(Items from an interface collection)
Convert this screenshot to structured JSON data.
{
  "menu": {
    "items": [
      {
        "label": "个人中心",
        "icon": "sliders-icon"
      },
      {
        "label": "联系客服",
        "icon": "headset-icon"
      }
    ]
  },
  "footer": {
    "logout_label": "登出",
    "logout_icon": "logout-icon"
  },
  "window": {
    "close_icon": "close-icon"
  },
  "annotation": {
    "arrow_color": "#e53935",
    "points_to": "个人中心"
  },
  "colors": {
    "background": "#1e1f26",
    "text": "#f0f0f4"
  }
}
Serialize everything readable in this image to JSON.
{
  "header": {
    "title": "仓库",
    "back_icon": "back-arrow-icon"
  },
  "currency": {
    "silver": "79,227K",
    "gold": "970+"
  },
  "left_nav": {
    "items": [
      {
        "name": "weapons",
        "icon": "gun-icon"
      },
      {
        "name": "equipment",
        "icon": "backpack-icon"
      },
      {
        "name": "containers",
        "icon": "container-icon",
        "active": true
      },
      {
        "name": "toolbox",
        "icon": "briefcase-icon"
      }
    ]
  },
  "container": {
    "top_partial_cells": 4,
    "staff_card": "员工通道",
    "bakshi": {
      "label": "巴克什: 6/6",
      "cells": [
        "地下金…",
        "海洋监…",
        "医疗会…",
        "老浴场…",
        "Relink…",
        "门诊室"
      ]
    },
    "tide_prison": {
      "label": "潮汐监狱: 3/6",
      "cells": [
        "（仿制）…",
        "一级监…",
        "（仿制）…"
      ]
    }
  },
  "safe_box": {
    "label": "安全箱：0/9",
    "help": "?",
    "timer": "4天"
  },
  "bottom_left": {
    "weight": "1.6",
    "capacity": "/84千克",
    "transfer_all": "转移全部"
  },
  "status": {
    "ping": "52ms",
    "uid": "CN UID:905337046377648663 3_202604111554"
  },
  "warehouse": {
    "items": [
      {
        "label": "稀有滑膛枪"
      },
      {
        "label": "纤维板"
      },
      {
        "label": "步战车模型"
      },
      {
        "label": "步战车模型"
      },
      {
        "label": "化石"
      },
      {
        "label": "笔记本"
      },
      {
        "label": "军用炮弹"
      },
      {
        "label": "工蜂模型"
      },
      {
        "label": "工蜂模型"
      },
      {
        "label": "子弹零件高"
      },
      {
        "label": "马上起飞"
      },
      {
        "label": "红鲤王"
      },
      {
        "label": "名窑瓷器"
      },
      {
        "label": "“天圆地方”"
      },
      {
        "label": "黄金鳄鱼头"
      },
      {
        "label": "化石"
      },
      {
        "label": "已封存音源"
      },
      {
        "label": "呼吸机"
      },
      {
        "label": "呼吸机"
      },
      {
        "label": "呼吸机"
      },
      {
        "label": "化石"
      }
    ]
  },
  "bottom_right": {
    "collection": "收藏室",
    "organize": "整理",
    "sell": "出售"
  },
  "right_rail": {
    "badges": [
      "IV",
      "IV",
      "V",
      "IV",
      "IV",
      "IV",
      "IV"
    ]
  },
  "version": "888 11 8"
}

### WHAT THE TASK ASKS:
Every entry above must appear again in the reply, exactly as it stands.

### ANSWER AREA:
Convert this screenshot to structured JSON data.
{
  "menu": {
    "items": [
      {
        "label": "个人中心",
        "icon": "sliders-icon"
      },
      {
        "label": "联系客服",
        "icon": "headset-icon"
      }
    ]
  },
  "footer": {
    "logout_label": "登出",
    "logout_icon": "logout-icon"
  },
  "window": {
    "close_icon": "close-icon"
  },
  "annotation": {
    "arrow_color": "#e53935",
    "points_to": "个人中心"
  },
  "colors": {
    "background": "#1e1f26",
    "text": "#f0f0f4"
  }
}
Serialize everything readable in this image to JSON.
{
  "header": {
    "title": "仓库",
    "back_icon": "back-arrow-icon"
  },
  "currency": {
    "silver": "79,227K",
    "gold": "970+"
  },
  "left_nav": {
    "items": [
      {
        "name": "weapons",
        "icon": "gun-icon"
      },
      {
        "name": "equipment",
        "icon": "backpack-icon"
      },
      {
        "name": "containers",
        "icon": "container-icon",
        "active": true
      },
      {
        "name": "toolbox",
        "icon": "briefcase-icon"
      }
    ]
  },
  "container": {
    "top_partial_cells": 4,
    "staff_card": "员工通道",
    "bakshi": {
      "label": "巴克什: 6/6",
      "cells": [
        "地下金…",
        "海洋监…",
        "医疗会…",
        "老浴场…",
        "Relink…",
        "门诊室"
      ]
    },
    "tide_prison": {
      "label": "潮汐监狱: 3/6",
      "cells": [
        "（仿制）…",
        "一级监…",
        "（仿制）…"
      ]
    }
  },
  "safe_box": {
    "label": "安全箱：0/9",
    "help": "?",
    "timer": "4天"
  },
  "bottom_left": {
    "weight": "1.6",
    "capacity": "/84千克",
    "transfer_all": "转移全部"
  },
  "status": {
    "ping": "52ms",
    "uid": "CN UID:905337046377648663 3_202604111554"
  },
  "warehouse": {
    "items": [
      {
        "label": "稀有滑膛枪"
      },
      {
        "label": "纤维板"
      },
      {
        "label": "步战车模型"
      },
      {
        "label": "步战车模型"
      },
      {
        "label": "化石"
      },
      {
        "label": "笔记本"
      },
      {
        "label": "军用炮弹"
      },
      {
        "label": "工蜂模型"
      },
      {
        "label": "工蜂模型"
      },
      {
        "label": "子弹零件高"
      },
      {
        "label": "马上起飞"
      },
      {
        "label": "红鲤王"
      },
      {
        "label": "名窑瓷器"
      },
      {
        "label": "“天圆地方”"
      },
      {
        "label": "黄金鳄鱼头"
      },
      {
        "label": "化石"
      },
      {
        "label": "已封存音源"
      },
      {
        "label": "呼吸机"
      },
      {
        "label": "呼吸机"
      },
      {
        "label": "呼吸机"
      },
      {
        "label": "化石"
      }
    ]
  },
  "bottom_right": {
    "collection": "收藏室",
    "organize": "整理",
    "sell": "出售"
  },
  "right_rail": {
    "badges": [
      "IV",
      "IV",
      "V",
      "IV",
      "IV",
      "IV",
      "IV"
    ]
  },
  "version": "888 11 8"
}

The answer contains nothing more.